In addition to considering the position of men and women in relation to each other, students will also be encouraged to consider the variety of experiences within the categories of male and female, and the relationship between gender and other markers of identity such as class, race, age and sexuality. Students will be given the opportunity to engage with historiographical debate and to foster an appreciation for the complexity and diversity of past mentalities, beliefs, identities and customs. The module will question whether there is any difference between the concepts of 'sex' and 'gender' and will query how historians might use such terms as tools of historical analysis. It will also consider the degree of continuity or change in our understandings of masculinity or femininity across the past five-hundred years, how gender constructions have shaped men and women's lives and what this might tell us about our gendered identities today.

Learning and Teaching Strategies:

This module will be delivered through weekly lectures and seminars plus tutorial support. Where appropriate supporting resources will also be made available online. Seminar sessions will be designed to encourage student participation and will support students in strengthening their skills of presentation, discussion, argument and debate, and in evaluating, interpreting and using secondary and primary sources.

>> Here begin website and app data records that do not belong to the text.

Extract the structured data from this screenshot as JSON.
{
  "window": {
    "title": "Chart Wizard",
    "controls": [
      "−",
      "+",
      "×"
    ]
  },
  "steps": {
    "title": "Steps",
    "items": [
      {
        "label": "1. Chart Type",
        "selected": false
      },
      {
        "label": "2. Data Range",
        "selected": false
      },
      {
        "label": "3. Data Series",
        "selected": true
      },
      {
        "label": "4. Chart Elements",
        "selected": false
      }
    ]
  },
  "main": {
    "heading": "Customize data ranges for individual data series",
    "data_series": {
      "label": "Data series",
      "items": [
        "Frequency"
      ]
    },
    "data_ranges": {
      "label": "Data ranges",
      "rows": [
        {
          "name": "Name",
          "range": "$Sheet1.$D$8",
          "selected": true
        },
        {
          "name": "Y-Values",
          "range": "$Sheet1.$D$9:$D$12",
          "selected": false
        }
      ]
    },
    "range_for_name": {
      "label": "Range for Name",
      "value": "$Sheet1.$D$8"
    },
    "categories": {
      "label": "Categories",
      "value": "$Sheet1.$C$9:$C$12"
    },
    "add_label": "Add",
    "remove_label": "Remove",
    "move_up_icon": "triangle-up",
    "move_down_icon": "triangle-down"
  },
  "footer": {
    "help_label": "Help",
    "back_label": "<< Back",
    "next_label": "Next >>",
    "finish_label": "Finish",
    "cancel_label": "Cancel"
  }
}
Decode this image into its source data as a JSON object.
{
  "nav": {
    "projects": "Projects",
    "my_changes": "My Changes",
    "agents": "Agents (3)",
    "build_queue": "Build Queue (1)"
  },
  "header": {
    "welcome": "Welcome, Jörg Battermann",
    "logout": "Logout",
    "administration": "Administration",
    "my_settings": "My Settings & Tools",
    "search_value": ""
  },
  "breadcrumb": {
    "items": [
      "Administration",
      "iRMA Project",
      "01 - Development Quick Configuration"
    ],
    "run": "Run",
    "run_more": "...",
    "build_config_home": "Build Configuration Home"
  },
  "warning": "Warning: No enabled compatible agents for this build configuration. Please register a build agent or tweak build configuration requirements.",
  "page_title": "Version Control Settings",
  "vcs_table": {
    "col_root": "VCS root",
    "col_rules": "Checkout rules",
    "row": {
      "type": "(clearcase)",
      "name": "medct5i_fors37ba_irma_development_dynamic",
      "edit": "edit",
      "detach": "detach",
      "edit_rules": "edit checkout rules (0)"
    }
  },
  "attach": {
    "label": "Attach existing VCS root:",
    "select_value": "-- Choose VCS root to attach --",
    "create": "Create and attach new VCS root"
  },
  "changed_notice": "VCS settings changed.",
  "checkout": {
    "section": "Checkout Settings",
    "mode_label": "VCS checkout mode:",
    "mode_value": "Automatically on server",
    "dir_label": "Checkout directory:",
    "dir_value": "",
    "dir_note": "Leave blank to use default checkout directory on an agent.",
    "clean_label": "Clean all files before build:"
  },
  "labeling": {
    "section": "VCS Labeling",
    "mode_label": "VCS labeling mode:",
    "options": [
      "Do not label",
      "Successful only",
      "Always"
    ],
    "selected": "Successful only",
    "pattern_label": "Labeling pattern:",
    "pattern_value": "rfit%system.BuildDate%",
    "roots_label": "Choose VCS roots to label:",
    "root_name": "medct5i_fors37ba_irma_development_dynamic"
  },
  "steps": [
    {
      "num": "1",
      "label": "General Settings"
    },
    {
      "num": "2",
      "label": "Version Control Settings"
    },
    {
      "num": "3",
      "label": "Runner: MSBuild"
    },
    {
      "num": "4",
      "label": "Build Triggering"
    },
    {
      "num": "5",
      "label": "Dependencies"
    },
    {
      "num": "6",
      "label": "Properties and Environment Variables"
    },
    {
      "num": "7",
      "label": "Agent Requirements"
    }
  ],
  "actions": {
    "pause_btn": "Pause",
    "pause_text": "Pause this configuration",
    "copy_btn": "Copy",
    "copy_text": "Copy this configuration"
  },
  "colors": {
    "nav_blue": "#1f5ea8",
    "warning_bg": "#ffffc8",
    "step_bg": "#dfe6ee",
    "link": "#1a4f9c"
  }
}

Assessment:

Module

Mode

Weighting %

Length

Submission Date

Sex and Gender since 1500

Essay

50

2,000 words

Week 7

Essay

50

2,000 words

Week 12

 

Recommended introductory reading:

F.Dabhiowala, The Origins of Sex: A History of the First Sexual Revolution, (Oxford, 2012)

R.Shoemaker, Gender in English Society 1650-1850: The Emergence of Separate Spheres?, (Harlow, 1998)

S.Kingsley Kent, Gender and Power in Britain 1640-1990, (London, 1999)

S.Rose, What is Gender History?, (Cambridge, 2010)

 

Further Reading:

N.B. A full reading list is included in a module handbook which will be provided in the first week of teaching.

H.Barker and E.Chalus, (eds.), Womens History: Britain, 1700-1850, (London, 2005)

P.Carter, Men and the Emergence of Polite Society in Britain 1660-1800, (Harlow, 2000)

B.Capp, When Gossips Meet: Women, Family and Neighbourhood in Early Modern England, (Oxford, 2003)

N.Charles, Gender in Modern Britain, (Oxford, 2002)

A.Clark, The Struggle for the Breeches: Gender and the Making of the British Working Class, (London, 1995)

D.Cressy, Birth, Marriage and Death: Ritual, Religion and the Life-Cycle in Tudor and Stuart England, (Oxford, 1999)

H.Cook, The Long Sexual Revolution: English Women, Sex and Contraception 1800-1975, (Oxford, 2005)

E.A.Foyster, Manhood in Early Modern England, (Harlow, 1999)

A.Fletcher, Gender, Sex and Subordination in England 1500-1800, (Yale, 1995)

H.French and M.Rothery, Making Men: The Formation of Elite Male Identities c.1660-1900, (Basingstoke, 2012)

L.Gowing, Gender Relations in Early Modern England, (Harlow, 2012)

V.Gatrell, City of Laughter: Sex and Satire in Eighteenth Century London, (London, 2006)

K.Harvey, Reading Sex in the Eighteenth Century: Bodies and Gender in English Erotic Culture, (Oxford, 2004)

T.Hitchcock and Michelle Cohen, English Masculinities 1660-1800, (Harlow, 1999)

T.Hitchcock, English Sexualities 1700-1800, (Harlow, 1997)

M.McCormack, Public Men: Masculinity and Politics in Modern Britain, (Basingstoke, 2007)

K.Phillips and B.Reay, Sex before Sexuality: A Pre-Modern History, (Cambridge, 2012)

J.Purvis, Womens History: Britain, 1850-1945, (London, 1996)

W.G.Naphy, Born to be Gay: A History of Homosexuality, (London, 2006)

A.Shepard, Meanings of Manhood in Early Modern England, (Oxford, 2003)

S.Szreter and K.Fisher, Sex before the Sexual Revolution: Intimate Life in England 1918-1963, (Cambridge, 2010)

J.Tosh, Manliness and Masculinities: Essays on Gender, Family and Empire, (London, 2004)

A.Vickery, Women, Privilege and Power: British Politics 1760 to the Present, (Stanford, 2001)